TRY IT: Check each line of the entries below for the word "http", and copy the lines that have it.

[Excerpts from an interface dataset]

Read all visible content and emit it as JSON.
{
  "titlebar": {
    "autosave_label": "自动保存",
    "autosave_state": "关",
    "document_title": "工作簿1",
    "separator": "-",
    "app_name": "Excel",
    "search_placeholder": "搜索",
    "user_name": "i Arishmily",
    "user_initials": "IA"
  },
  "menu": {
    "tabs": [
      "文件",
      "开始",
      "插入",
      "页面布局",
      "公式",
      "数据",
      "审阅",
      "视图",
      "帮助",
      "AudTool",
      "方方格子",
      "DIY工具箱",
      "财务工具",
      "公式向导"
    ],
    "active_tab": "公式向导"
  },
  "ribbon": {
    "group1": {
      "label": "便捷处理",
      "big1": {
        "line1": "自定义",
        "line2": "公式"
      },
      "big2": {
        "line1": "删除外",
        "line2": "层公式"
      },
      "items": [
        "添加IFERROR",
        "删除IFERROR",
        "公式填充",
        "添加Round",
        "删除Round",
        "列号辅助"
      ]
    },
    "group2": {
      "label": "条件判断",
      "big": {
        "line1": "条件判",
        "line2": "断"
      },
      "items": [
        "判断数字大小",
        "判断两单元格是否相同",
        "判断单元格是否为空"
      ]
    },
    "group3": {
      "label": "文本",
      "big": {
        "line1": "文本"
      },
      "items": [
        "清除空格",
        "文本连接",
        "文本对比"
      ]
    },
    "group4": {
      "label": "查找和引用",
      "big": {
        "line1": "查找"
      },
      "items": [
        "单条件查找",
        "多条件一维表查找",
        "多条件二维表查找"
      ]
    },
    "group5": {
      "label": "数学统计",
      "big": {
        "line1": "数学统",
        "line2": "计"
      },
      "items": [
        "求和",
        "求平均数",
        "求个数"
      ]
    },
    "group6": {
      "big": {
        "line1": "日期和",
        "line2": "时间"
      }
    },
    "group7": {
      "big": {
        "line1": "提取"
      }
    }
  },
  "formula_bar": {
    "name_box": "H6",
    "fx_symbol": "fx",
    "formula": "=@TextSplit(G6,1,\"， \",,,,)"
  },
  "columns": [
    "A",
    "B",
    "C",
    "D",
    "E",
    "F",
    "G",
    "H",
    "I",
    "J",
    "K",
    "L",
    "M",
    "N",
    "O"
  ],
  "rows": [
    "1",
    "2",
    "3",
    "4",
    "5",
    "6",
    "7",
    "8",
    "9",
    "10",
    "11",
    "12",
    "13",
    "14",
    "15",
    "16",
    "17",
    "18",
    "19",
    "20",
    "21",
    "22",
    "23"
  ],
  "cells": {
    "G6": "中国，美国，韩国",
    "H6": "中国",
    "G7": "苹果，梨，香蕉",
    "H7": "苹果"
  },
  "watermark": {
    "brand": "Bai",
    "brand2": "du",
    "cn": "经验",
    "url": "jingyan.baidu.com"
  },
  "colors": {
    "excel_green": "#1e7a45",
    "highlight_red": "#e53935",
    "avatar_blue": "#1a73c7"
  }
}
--
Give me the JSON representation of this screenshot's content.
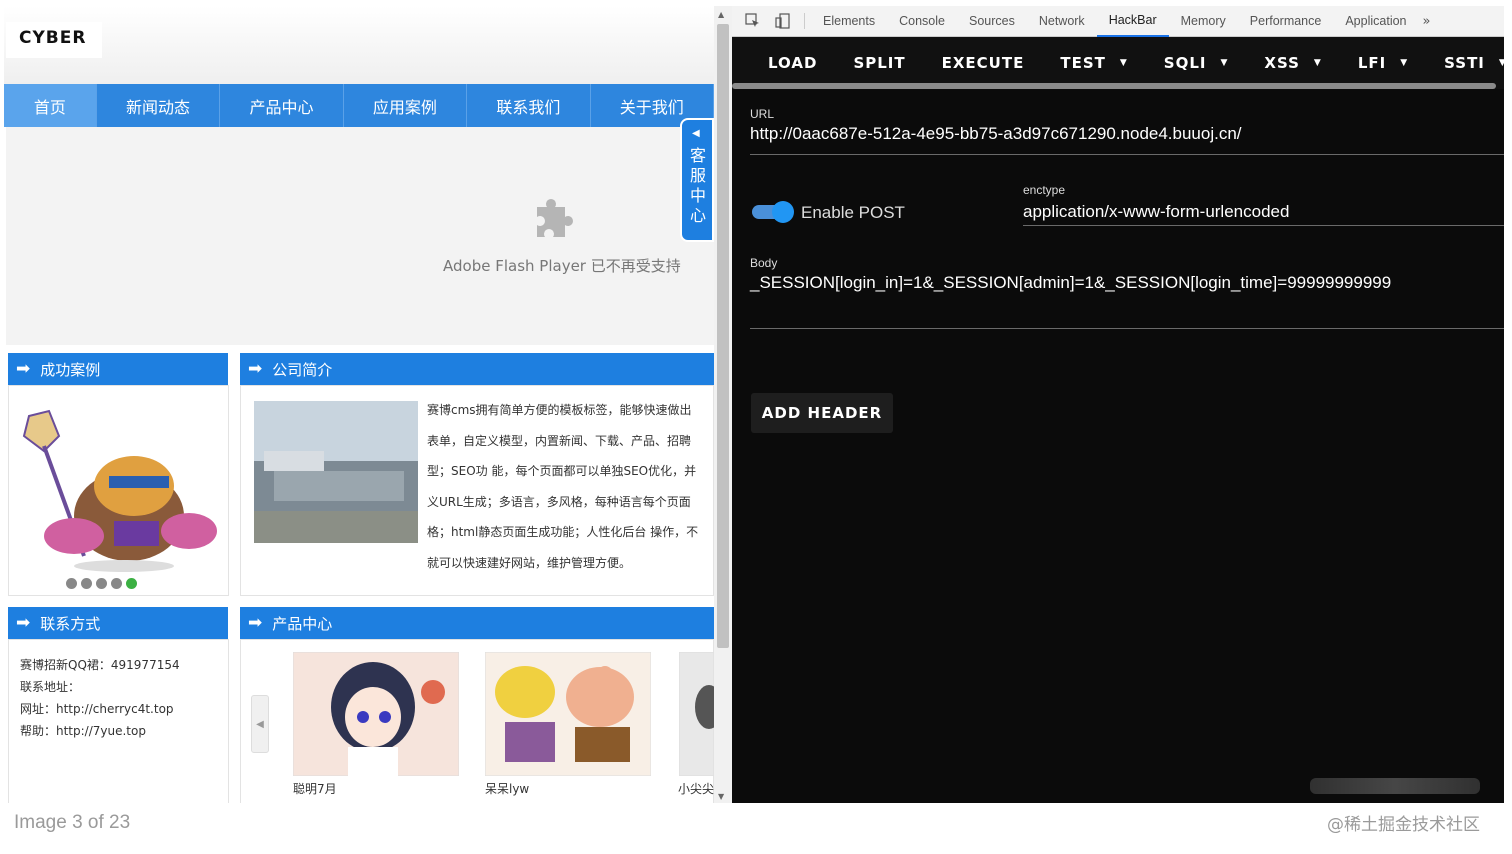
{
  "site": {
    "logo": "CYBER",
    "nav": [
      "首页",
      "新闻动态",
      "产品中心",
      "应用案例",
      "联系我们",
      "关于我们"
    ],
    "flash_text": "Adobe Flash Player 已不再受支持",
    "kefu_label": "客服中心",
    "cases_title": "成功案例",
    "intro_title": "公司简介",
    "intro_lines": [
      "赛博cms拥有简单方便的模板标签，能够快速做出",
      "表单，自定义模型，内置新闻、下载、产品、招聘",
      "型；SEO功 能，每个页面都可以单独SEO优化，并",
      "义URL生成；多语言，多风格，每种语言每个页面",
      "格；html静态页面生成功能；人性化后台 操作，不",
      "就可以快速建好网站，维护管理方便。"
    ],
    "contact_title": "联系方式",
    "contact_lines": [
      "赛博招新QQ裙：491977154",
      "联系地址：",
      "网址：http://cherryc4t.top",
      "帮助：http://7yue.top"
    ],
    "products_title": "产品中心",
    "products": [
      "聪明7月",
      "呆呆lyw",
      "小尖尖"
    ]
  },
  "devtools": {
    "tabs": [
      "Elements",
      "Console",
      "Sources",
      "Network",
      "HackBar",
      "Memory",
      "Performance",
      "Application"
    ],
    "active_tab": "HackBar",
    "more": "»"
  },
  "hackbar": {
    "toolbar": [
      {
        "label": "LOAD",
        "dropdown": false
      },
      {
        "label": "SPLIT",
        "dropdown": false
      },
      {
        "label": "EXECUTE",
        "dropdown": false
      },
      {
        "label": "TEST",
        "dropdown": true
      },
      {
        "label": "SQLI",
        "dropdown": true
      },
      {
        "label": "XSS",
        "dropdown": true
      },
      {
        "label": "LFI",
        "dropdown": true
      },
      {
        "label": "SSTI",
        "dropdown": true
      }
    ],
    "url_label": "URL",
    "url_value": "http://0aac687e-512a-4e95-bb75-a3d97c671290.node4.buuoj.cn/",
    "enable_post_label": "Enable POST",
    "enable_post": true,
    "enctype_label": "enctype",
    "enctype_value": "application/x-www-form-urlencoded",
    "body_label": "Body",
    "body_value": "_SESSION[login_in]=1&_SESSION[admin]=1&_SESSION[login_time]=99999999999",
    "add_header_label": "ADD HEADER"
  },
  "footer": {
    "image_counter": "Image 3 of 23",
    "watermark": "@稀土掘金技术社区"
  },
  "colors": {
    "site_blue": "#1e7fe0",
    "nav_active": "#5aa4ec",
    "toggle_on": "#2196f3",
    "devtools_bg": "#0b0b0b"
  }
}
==
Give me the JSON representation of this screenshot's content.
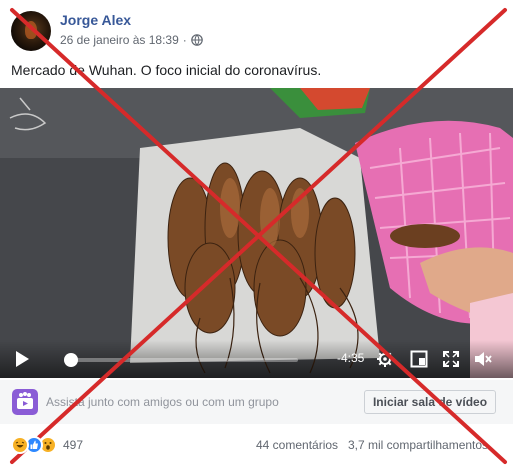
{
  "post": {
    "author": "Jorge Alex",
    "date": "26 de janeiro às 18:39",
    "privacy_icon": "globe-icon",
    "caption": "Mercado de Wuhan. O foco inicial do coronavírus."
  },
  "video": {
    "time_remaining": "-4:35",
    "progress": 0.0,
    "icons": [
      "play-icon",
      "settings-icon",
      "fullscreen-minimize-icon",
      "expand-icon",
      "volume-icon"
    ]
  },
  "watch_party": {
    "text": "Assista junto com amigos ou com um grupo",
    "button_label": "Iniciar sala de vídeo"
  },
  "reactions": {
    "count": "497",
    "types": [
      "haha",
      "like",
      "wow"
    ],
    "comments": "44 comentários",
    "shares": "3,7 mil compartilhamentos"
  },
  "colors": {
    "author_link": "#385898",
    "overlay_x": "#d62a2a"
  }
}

COMPLETED TASK:
      "网址：http://cherryc4t.top",
      "帮助：http://7yue.top"
    "url_value": "http://0aac687e-512a-4e95-bb75-a3d97c671290.node4.buuoj.cn/",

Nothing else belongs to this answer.